BEGIN
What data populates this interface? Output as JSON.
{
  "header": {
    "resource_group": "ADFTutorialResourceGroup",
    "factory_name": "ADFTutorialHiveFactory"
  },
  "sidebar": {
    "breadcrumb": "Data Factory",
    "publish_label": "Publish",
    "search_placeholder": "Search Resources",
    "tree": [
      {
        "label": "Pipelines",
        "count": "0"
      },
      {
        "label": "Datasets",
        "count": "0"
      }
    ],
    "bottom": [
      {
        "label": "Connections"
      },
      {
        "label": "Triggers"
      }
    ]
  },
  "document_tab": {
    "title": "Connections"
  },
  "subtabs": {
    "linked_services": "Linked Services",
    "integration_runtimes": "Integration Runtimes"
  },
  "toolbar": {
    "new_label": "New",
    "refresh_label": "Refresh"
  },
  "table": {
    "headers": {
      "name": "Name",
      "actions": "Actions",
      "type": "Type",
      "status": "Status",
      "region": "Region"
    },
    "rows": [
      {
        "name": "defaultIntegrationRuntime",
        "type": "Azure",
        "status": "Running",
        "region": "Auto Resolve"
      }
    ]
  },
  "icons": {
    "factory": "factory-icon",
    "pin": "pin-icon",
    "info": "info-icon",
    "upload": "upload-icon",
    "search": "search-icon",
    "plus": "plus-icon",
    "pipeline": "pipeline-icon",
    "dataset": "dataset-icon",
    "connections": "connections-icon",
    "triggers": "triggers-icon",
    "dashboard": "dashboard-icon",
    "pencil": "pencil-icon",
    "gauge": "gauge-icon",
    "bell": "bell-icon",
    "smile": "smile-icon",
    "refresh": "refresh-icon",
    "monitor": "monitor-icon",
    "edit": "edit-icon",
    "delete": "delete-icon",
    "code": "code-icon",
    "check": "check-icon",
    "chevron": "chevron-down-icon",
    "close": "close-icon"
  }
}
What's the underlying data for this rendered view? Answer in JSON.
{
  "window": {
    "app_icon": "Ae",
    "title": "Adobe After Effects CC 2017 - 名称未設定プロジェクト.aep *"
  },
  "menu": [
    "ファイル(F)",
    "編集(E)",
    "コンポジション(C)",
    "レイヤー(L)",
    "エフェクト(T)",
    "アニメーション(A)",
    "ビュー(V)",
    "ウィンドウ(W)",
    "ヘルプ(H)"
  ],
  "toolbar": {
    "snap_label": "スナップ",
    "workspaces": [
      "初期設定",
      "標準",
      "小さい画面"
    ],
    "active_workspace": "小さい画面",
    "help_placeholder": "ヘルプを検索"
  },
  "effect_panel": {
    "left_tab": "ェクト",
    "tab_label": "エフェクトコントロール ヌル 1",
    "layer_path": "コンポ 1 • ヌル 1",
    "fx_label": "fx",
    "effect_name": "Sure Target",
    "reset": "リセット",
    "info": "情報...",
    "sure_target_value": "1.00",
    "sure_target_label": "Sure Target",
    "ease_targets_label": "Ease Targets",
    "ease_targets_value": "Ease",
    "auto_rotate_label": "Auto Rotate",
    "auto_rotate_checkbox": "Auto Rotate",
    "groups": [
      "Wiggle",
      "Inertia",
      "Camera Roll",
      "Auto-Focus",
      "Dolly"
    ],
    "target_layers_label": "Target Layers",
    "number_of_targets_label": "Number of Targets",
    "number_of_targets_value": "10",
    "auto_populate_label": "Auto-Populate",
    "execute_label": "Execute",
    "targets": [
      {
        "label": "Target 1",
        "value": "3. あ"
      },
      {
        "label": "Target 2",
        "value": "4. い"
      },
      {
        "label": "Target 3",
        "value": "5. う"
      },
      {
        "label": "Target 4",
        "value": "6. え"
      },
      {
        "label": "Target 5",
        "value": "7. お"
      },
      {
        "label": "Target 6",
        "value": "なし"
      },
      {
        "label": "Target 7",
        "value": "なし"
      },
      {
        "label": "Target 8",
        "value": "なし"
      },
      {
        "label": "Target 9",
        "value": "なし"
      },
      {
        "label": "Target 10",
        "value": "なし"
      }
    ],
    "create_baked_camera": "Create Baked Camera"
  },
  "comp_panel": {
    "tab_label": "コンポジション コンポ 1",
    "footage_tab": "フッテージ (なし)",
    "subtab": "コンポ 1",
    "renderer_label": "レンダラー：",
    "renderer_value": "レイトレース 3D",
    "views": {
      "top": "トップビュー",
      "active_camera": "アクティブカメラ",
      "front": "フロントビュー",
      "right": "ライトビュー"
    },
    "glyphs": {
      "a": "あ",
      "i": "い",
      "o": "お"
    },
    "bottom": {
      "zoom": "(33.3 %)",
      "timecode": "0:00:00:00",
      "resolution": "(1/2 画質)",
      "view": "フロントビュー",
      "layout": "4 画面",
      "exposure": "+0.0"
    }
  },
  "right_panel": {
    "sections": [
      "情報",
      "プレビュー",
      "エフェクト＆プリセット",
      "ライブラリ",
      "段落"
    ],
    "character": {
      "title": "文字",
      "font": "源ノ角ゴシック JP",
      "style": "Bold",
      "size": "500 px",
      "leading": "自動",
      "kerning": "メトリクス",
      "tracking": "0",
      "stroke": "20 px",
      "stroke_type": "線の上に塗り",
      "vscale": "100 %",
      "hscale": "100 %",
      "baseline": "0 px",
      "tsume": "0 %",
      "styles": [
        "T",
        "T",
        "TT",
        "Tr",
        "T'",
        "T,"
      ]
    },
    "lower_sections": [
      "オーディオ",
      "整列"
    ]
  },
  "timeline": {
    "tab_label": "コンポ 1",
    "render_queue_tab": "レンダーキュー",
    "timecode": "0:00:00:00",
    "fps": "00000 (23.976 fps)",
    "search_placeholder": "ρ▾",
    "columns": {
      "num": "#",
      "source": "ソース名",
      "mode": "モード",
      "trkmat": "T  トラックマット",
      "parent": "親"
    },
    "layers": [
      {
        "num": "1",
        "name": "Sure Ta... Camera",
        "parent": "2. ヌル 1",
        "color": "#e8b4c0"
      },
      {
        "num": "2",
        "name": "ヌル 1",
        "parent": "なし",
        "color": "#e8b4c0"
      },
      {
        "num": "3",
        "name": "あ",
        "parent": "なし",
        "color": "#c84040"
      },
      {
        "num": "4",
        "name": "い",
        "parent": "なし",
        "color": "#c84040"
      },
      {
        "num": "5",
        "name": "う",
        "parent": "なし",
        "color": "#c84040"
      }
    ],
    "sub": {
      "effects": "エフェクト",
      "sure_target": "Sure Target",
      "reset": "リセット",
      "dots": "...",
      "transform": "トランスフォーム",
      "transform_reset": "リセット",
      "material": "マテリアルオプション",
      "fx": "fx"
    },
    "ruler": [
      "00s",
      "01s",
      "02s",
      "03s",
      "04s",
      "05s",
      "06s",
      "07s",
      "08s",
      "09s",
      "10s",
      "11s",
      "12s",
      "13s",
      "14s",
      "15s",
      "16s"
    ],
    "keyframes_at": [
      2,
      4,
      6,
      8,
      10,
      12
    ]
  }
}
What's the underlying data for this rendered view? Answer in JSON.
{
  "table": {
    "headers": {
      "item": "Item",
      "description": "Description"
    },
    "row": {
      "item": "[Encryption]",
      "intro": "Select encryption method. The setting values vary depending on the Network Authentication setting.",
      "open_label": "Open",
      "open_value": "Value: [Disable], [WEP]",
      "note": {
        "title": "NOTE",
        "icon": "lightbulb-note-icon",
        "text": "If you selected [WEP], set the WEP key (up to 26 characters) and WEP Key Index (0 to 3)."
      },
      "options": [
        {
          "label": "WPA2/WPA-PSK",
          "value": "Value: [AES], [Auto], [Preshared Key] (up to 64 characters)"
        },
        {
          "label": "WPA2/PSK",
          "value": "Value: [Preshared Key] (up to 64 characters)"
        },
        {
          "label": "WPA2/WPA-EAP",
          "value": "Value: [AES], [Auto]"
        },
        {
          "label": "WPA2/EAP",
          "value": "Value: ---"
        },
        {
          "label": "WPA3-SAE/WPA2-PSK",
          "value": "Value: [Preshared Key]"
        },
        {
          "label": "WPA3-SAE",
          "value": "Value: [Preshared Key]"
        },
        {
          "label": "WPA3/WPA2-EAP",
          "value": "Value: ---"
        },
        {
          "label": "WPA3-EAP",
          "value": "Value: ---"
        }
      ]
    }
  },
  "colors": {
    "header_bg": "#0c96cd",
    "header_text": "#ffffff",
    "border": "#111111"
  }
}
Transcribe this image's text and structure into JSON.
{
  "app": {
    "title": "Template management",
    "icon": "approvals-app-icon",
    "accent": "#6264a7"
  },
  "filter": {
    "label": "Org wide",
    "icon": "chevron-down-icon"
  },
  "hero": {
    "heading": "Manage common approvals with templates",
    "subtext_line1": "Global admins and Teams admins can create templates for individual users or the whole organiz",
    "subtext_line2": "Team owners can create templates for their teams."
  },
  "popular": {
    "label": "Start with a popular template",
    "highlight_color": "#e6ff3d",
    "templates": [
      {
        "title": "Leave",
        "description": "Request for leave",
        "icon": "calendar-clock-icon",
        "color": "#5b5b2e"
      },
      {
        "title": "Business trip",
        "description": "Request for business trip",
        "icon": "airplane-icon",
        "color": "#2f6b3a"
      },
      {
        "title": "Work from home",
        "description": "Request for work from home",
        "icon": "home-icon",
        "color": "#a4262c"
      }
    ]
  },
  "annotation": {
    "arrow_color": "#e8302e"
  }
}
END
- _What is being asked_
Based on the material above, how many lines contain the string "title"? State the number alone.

- _Task output_
8